From Dean Wesley Smith:
This came from a fun conversation with other writers today at lunch.
When you learn something in fiction writing, you can’t just take that learning and apply it like learning how to fix a pipe or do something in Photoshop. I wish sometimes it worked that way, but alas it does not.
So when you learn something from a writing book, or another writer’s work, or a workshop like we teach, you must do your best to understand it while learning it, then go back to writing and forget what you learned.
That’s right, forget it.
When you learn something about a craft area of writing, your creative voice already knows how to do it because it has been reading and absorbing story for your entire life. But your critical voice suddenly understands that skill, so the critical voice gives the creative voice permission to use it.
That is how fiction writing is learned.
But the hard part is getting the critical voice out of the way. It wants to use that new skill and that will freeze you down faster than anything.
So assure the critical voice that in the coming writing, at some point, when that new skill is appropriate to use, it will be used, and get the critical voice to forget it. You will notice you are using the skill stories or books later, often when some reader points it out.

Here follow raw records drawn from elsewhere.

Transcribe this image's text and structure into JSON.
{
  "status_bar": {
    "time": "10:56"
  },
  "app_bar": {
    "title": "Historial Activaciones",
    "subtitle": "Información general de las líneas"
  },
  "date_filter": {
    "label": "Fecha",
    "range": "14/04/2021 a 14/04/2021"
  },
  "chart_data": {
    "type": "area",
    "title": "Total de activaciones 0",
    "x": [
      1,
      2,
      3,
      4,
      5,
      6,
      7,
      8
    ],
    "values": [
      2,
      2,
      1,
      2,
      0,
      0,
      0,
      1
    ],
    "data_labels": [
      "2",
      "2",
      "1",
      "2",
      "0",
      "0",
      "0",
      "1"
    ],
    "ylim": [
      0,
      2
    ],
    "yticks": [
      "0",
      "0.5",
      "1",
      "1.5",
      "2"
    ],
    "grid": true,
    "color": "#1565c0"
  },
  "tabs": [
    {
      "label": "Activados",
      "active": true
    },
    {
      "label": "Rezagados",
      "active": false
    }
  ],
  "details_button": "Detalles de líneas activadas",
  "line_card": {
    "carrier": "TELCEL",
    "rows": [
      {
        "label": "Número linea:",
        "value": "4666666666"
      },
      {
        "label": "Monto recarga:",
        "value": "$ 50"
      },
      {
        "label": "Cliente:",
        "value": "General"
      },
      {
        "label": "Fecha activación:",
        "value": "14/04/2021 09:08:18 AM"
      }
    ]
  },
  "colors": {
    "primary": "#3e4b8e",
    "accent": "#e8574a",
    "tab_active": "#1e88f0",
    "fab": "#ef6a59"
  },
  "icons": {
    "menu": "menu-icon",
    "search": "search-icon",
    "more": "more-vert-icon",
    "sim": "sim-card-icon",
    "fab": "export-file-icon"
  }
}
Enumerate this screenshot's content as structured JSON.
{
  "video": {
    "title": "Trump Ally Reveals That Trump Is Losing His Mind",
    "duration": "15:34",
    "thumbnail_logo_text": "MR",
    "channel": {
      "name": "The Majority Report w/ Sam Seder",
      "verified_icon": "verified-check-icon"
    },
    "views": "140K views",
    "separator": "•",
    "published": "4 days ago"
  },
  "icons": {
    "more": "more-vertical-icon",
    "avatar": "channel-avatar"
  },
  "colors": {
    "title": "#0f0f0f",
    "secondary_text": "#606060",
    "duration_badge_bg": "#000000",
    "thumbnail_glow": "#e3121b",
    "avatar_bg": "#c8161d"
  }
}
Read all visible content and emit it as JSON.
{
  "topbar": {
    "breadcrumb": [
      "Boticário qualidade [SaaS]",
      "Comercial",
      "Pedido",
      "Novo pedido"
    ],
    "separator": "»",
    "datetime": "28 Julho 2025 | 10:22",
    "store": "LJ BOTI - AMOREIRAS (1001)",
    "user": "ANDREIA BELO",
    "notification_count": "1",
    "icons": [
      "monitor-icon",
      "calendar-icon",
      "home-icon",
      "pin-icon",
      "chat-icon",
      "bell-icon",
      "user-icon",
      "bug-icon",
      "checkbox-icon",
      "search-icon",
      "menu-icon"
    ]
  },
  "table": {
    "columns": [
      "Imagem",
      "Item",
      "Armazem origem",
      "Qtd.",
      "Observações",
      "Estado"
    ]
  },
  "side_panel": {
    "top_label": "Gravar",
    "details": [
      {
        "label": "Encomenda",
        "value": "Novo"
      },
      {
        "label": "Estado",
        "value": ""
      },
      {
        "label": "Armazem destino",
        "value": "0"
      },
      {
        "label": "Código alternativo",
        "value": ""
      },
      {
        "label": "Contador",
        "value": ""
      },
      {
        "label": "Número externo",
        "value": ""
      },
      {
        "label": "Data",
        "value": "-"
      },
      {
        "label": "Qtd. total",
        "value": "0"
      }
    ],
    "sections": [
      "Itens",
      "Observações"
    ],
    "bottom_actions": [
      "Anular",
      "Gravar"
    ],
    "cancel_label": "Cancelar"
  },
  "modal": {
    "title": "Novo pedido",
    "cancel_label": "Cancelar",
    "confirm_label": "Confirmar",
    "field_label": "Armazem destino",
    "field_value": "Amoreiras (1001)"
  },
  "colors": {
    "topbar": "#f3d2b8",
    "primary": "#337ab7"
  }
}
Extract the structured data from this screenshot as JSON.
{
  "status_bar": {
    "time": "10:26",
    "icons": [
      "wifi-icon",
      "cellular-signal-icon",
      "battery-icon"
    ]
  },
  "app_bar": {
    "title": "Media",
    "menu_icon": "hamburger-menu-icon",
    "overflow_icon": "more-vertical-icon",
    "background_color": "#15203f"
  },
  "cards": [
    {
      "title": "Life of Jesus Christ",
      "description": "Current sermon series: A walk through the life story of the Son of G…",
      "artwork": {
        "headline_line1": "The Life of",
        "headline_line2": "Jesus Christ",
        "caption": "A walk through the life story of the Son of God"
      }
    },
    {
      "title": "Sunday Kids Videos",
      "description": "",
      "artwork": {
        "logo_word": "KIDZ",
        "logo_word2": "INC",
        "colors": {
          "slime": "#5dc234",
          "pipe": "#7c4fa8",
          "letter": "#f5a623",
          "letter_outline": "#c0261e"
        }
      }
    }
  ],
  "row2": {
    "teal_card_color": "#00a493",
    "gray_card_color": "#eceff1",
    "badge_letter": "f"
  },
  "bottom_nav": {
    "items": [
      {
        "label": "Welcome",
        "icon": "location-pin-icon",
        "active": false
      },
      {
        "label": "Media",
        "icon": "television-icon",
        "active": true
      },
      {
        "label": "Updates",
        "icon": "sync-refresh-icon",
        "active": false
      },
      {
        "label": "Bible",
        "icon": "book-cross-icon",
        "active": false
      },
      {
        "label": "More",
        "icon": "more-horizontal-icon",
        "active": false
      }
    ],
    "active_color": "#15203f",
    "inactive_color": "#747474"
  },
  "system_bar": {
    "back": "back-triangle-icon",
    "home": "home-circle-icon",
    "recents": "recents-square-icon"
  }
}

Link to the rest at Dean Wesley Smith
4 thoughts on “Learning In Writing Not Like Other Skills…”
I have always favored the two-factor approach. First learn the skill. Second, aim in a specific direction and practice it. The practice can take lots longer than the learning.
I no longer learn writing skills until I need them – then I go looking for a useful text version of craft, or several, study them, get it, and do my own version of…
Just reading/learning doesn’t stick for me. But once I’ve used a skill myself, and understand how it works, it becomes part of the skillset, possibly needing refinement in new cases, but basically there to use.
I will forever be grateful to New York Times and USA Today bestselling author Dean Wesley Smith. If it weren’t for him, I wouldn’t have started on the journey that led me to write over 70 novels, 9 novellas, and around 230 short stories in a short 7 years (so far).
My life changed when I finally woke up and decided I could probably trust this man completely when it came to writing advice. After all, he is a highly successful, prolific professional fiction writer who has published well over 200 novels (many of them with the old traditional publishing system) and probaby 1000 short stories in his over 40 years in the business.
His wife, Kristine Kathryn Rusch, is no slouch herself. I have a strong suspicion the two of them might know what they’re talking about. That they’re willing to share their knowledge so freely is nothing short of remarkable. When they deign to speak, I shut up and listen.
Agreed about both Dean and Kris, H.